Task prompt
Copy nothing but the text: reproduce each line of the listing exactly and leave the pictures out.

(Available data begins)

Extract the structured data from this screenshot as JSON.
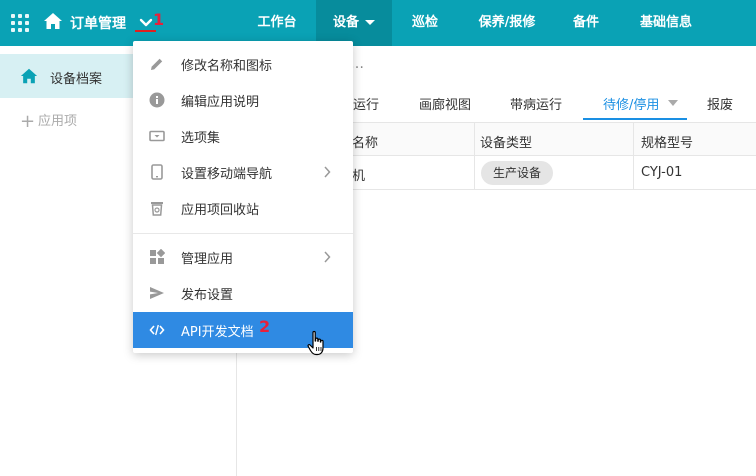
{
  "topbar": {
    "app_title": "订单管理",
    "marker_1": "1",
    "nav": [
      {
        "label": "工作台"
      },
      {
        "label": "设备"
      },
      {
        "label": "巡检"
      },
      {
        "label": "保养/报修"
      },
      {
        "label": "备件"
      },
      {
        "label": "基础信息"
      }
    ]
  },
  "sidebar": {
    "active_item": "设备档案",
    "add_label": "应用项"
  },
  "main": {
    "breadcrumb": "…",
    "tabs": [
      "运行",
      "画廊视图",
      "带病运行",
      "待修/停用",
      "报废"
    ],
    "table": {
      "headers": [
        "名称",
        "设备类型",
        "规格型号"
      ],
      "rows": [
        {
          "name": "机",
          "type": "生产设备",
          "model": "CYJ-01"
        }
      ]
    }
  },
  "menu": {
    "items": [
      {
        "label": "修改名称和图标",
        "icon": "pencil-icon"
      },
      {
        "label": "编辑应用说明",
        "icon": "info-icon"
      },
      {
        "label": "选项集",
        "icon": "select-box-icon"
      },
      {
        "label": "设置移动端导航",
        "icon": "mobile-icon"
      },
      {
        "label": "应用项回收站",
        "icon": "recycle-bin-icon"
      },
      {
        "label": "管理应用",
        "icon": "apps-icon"
      },
      {
        "label": "发布设置",
        "icon": "send-icon"
      },
      {
        "label": "API开发文档",
        "icon": "code-icon"
      }
    ],
    "marker_2": "2"
  },
  "colors": {
    "topbar": "#0aa2b5",
    "topbar_active": "#078c9c",
    "accent": "#1a8fe3",
    "menu_highlight": "#2f8ae3",
    "marker": "#e8203b"
  }
}
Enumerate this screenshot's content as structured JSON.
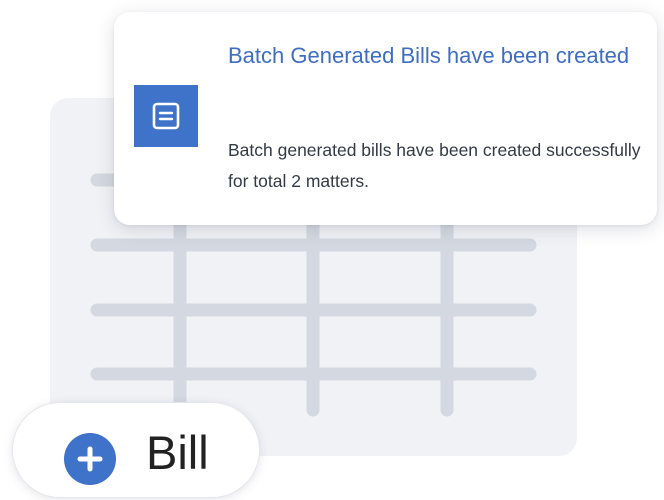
{
  "notification": {
    "title": "Batch Generated Bills have been created",
    "message": "Batch generated bills have been created successfully for total 2 matters.",
    "icon": "document-icon"
  },
  "bill_button": {
    "label": "Bill",
    "icon": "plus-circle-icon"
  },
  "colors": {
    "accent": "#3f72c9",
    "title_text": "#3d6ec2",
    "grid_background": "#f1f2f6",
    "grid_lines": "#d4d8e0"
  }
}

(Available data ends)

Result of this task
Extract the structured data from this screenshot as JSON.
{
  "topbar": {
    "app_title": "订单管理",
    "marker_1": "1",
    "nav": [
      {
        "label": "工作台"
      },
      {
        "label": "设备"
      },
      {
        "label": "巡检"
      },
      {
        "label": "保养/报修"
      },
      {
        "label": "备件"
      },
      {
        "label": "基础信息"
      }
    ]
  },
  "sidebar": {
    "active_item": "设备档案",
    "add_label": "应用项"
  },
  "main": {
    "breadcrumb": "…",
    "tabs": [
      "运行",
      "画廊视图",
      "带病运行",
      "待修/停用",
      "报废"
    ],
    "table": {
      "headers": [
        "名称",
        "设备类型",
        "规格型号"
      ],
      "rows": [
        {
          "name": "机",
          "type": "生产设备",
          "model": "CYJ-01"
        }
      ]
    }
  },
  "menu": {
    "items": [
      {
        "label": "修改名称和图标",
        "icon": "pencil-icon"
      },
      {
        "label": "编辑应用说明",
        "icon": "info-icon"
      },
      {
        "label": "选项集",
        "icon": "select-box-icon"
      },
      {
        "label": "设置移动端导航",
        "icon": "mobile-icon"
      },
      {
        "label": "应用项回收站",
        "icon": "recycle-bin-icon"
      },
      {
        "label": "管理应用",
        "icon": "apps-icon"
      },
      {
        "label": "发布设置",
        "icon": "send-icon"
      },
      {
        "label": "API开发文档",
        "icon": "code-icon"
      }
    ],
    "marker_2": "2"
  },
  "colors": {
    "topbar": "#0aa2b5",
    "topbar_active": "#078c9c",
    "accent": "#1a8fe3",
    "menu_highlight": "#2f8ae3",
    "marker": "#e8203b"
  }
}
Enumerate this screenshot's content as structured JSON.
{
  "notification": {
    "title": "Batch Generated Bills have been created",
    "message": "Batch generated bills have been created successfully for total 2 matters.",
    "icon": "document-icon"
  },
  "bill_button": {
    "label": "Bill",
    "icon": "plus-circle-icon"
  },
  "colors": {
    "accent": "#3f72c9",
    "title_text": "#3d6ec2",
    "grid_background": "#f1f2f6",
    "grid_lines": "#d4d8e0"
  }
}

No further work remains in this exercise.